Leaving the only NHL home he's known was a big enough adjustment for Ryan Whitney without the challenge of winning over Anaheim hockey fans.
Ducks management knew it was getting a big puck-moving defenceman but was more impressed with Whitney the person shortly after he arrived in a Feb. 26 trade from Pittsburgh for popular forward Chris Kunitz.
"He was traded at two in the afternoon and played at 7 o'clock that night," Ducks senior vice-president of hockey operations David McNab told CBCSports.ca between Games 4 and 5 of his team's Western Conference quarter-final against San Jose.

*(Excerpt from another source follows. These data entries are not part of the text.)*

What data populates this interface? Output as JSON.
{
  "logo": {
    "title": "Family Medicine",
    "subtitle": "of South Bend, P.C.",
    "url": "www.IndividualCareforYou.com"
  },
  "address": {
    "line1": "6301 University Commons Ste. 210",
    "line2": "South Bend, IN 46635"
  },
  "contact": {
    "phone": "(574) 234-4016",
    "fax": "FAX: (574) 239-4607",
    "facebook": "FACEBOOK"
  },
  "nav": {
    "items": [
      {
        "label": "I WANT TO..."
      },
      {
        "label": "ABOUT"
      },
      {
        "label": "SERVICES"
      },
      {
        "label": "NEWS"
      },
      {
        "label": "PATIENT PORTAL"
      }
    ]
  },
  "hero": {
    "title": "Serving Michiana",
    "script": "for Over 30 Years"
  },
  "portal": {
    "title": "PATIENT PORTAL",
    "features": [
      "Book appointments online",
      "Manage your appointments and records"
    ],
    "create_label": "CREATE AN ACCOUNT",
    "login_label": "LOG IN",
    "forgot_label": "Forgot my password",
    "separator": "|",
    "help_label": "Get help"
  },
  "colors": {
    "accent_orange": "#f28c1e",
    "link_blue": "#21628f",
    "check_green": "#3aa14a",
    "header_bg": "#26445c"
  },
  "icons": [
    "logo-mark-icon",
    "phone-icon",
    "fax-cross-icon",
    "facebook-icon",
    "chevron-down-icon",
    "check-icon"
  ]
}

"He could have easily said: 'Well, I'll play tomorrow,' but he went straight to the rink [from visiting his mother in his hometown of Boston] and jumped in the lineup. I thought that showed a lot about [his character].

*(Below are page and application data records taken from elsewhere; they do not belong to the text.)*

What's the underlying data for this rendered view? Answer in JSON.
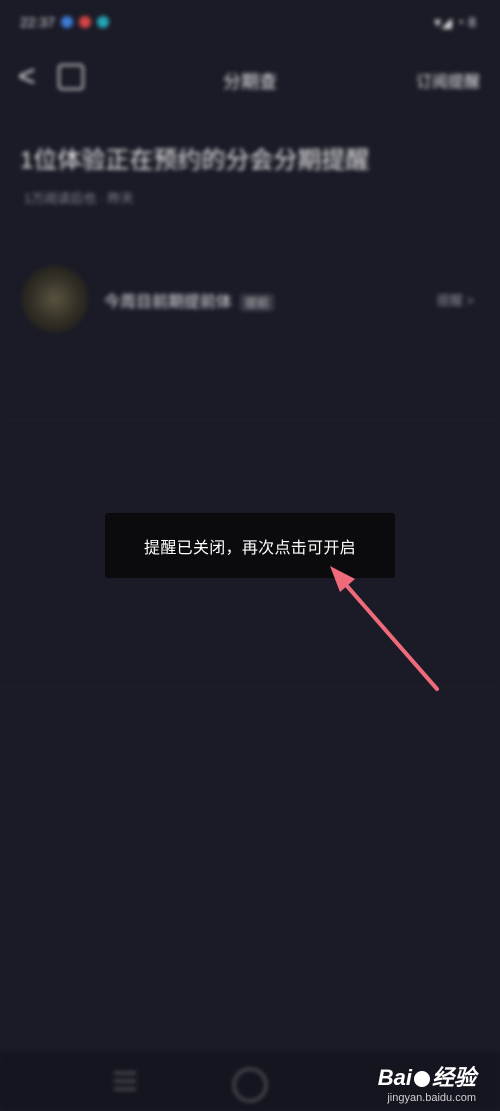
{
  "status_bar": {
    "time": "22:37",
    "right": "▾◢ ◔ 8"
  },
  "navbar": {
    "back_label": "<",
    "title": "分期查",
    "right_label": "订阅提醒"
  },
  "article": {
    "headline": "1位体验正在预约的分会分期提醒",
    "meta": "1万阅读后也 · 昨天"
  },
  "card": {
    "title": "今周目前期提前体",
    "tag": "提前",
    "right": "提醒 >"
  },
  "toast": {
    "text": "提醒已关闭，再次点击可开启"
  },
  "watermark": {
    "brand_left": "Bai",
    "brand_right": "经验",
    "url": "jingyan.baidu.com"
  },
  "colors": {
    "background": "#1b1b27",
    "toast_bg": "#0b0b0d",
    "arrow": "#ef6a7a"
  }
}
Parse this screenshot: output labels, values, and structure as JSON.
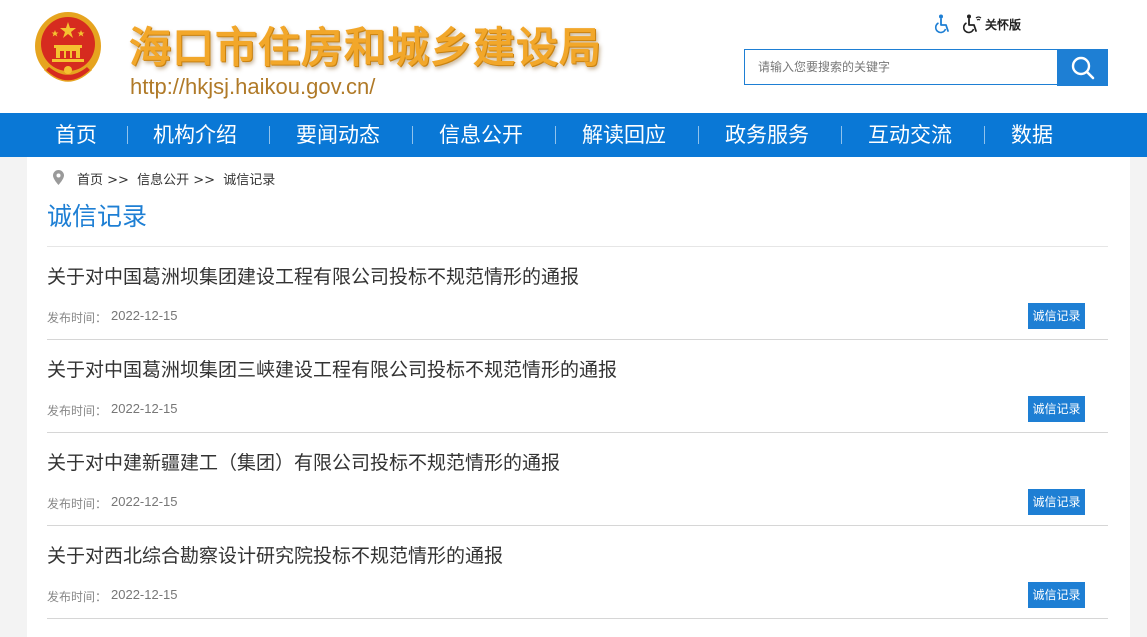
{
  "header": {
    "site_title": "海口市住房和城乡建设局",
    "site_url": "http://hkjsj.haikou.gov.cn/",
    "accessibility_icon": "wheelchair-accessibility-icon",
    "care_mode_icon": "elderly-care-icon",
    "care_mode_label": "关怀版",
    "search": {
      "placeholder": "请输入您要搜索的关键字",
      "value": "",
      "button_icon": "search-icon"
    }
  },
  "nav": {
    "items": [
      "首页",
      "机构介绍",
      "要闻动态",
      "信息公开",
      "解读回应",
      "政务服务",
      "互动交流",
      "数据"
    ]
  },
  "breadcrumb": {
    "icon": "location-pin-icon",
    "items": [
      "首页",
      "信息公开",
      "诚信记录"
    ],
    "separator": ">>"
  },
  "page_title": "诚信记录",
  "list": [
    {
      "title": "关于对中国葛洲坝集团建设工程有限公司投标不规范情形的通报",
      "date_label": "发布时间：",
      "date": "2022-12-15",
      "tag": "诚信记录"
    },
    {
      "title": "关于对中国葛洲坝集团三峡建设工程有限公司投标不规范情形的通报",
      "date_label": "发布时间：",
      "date": "2022-12-15",
      "tag": "诚信记录"
    },
    {
      "title": "关于对中建新疆建工（集团）有限公司投标不规范情形的通报",
      "date_label": "发布时间：",
      "date": "2022-12-15",
      "tag": "诚信记录"
    },
    {
      "title": "关于对西北综合勘察设计研究院投标不规范情形的通报",
      "date_label": "发布时间：",
      "date": "2022-12-15",
      "tag": "诚信记录"
    }
  ],
  "colors": {
    "primary_blue": "#0a78d6",
    "title_orange": "#f2a72a",
    "url_brown": "#b07a28",
    "emblem_red": "#d62b1f",
    "emblem_gold": "#f5c230"
  }
}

"He's a great guy and the players like him. The first time I met him, he was very respectful of the trade and the fact Chris [Kunitz] was popular here and a good player, which was impressive."

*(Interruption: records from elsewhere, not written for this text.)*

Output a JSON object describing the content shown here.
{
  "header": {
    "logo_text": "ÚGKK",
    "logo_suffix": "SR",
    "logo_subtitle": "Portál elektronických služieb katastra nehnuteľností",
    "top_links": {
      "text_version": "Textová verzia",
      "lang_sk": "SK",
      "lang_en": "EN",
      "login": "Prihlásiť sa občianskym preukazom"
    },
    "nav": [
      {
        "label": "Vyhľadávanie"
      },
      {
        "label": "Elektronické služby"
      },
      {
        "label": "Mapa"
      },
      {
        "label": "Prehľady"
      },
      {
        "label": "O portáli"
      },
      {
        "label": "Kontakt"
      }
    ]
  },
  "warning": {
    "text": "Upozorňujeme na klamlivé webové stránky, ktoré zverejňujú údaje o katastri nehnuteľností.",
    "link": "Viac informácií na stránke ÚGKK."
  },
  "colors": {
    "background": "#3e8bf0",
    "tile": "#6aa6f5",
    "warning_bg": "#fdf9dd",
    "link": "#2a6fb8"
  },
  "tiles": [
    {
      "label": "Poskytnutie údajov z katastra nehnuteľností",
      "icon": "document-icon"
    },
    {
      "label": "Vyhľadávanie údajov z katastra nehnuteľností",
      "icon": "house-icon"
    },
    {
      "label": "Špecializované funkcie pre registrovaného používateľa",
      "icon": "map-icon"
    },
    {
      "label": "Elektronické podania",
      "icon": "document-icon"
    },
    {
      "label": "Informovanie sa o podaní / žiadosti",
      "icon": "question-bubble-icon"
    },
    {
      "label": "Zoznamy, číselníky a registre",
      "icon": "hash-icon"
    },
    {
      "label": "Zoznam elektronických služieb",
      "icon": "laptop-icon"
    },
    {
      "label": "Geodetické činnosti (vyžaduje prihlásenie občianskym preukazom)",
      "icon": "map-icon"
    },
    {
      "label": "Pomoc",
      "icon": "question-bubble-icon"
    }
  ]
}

'He's played in the [Stanley Cup] finals so you know you're getting a guy who's proven he can play in pressure situations.'—Ducks executive David McNab on defenceman Ryan Whitney
From Day 1 with the Ducks, Whitney has been paired with six-time NHL all-star and Olympic gold medallist Chris Pronger, a tandem head coach Randy Carlyle has leaned on heavily in the opening round of the playoffs.
They combined for two points and played no less than 23 minutes in a 4-0 Game 4 win over San Jose, while the 26-year-old Whitney logged a game-high 28:11 with two hits and three blocked shots in a 3-2 overtime loss in Game 5.
"In the situation we're in right now, they know the importance of the game, the difficulty of the other team they're playing," McNab said. "They prepare themselves … and they work at it."
The Ducks won the series 4-2 and will face the defending Stanley Cup champion Detroit Red Wings in a West semifinal.
Pronger's presence huge
At the time of the trade, both Anaheim and Pittsburgh were out of the playoff picture, leading some hockey observers to believe the acquisition of Whitney was a precursor to the 34-year-old Pronger being dealt to a Stanley Cup contender.
Fortunately for Whitney, Ducks general manager Bob Murray refused to ship Pronger out of town at the league's March 4 deadline.
"He makes it easy on the ice," said Whitney of Pronger, a key contributor to Anaheim's Stanley Cup title run in 2007. "He does a ton of talking, which if you ask any player, makes the world of difference to know you have time [to move the puck or make a move].
"He makes a great first pass out of the zone and … he is great defensively just picking guys up in front of the net."Ducks rookie forward Bobby Ryan, right, has been the beneficiary of many of Whitney's passes this season. (Jed Jacobsohn/Getty Images)
Despite the fact he hasn't scored with the Ducks, Whitney's presence has boosted a power play that ranked sixth in the 30-team NHL with a 21.6 per cent success rate when he arrived and finished the regular campaign fifth at 23.6 per cent.
A force on the Penguins' power play last season, the four-year NHLer missed the first 33 contests of the 2008-09 campaign after undergoing surgery on his left foot in September. Upon his return, the 2002 first-round draft pick was a target of boos and posted 13 points and a minus-15 rating in 28 games.
McNab chalked up the ineffectiveness to getting back into game shape following a long layoff.
"He's a young and very talented defenceman with a lot of years left on his contract," said McNab of Whitney, who's in the second year of a six-year deal with an annual salary cap hit of $4 million.
Proven playoff performer
"He can skate, he's big [at six-foot-four, 220 pounds] and moves the puck. He's also played in the playoffs, he's played in the finals [last year against Detroit] so you know you're getting a guy who's proven he can play in pressure situations."
Whitney has acquitted himself well, collecting four points in the first six games of this year's post-season. He has also learned the level of play is raised a notch come playoff time and often from game to game.
"To go through to the finals last year and have the pressure and competitiveness increased as the playoffs go on," Whitney said, "It's good to know you've been there and done that."
But if he begins to rest on his laurels and get too relaxed on the ice, Whitney knows a meeting with Carlyle will soon follow.
About a week after joining the Ducks, Whitney was hauled in for a meeting with the former NHL blue-liner and shown approximately 15 video clips from two of his games in an Anaheim uniform.
"He told me, 'This isn't criticism, I'm coaching you here,'" said Whitney, who recorded 10 assists in 20 regular-season games with the Ducks. "There's been times when he's been mad at me and there's been times he's been pleased with me. It helps you as a player to get feedback, whether it is positive or negative.
"But by no means do I think I have stopped trying to earn my ice time and role with this team."
As a result, the Ducks stand a chance to advance to the conference finals.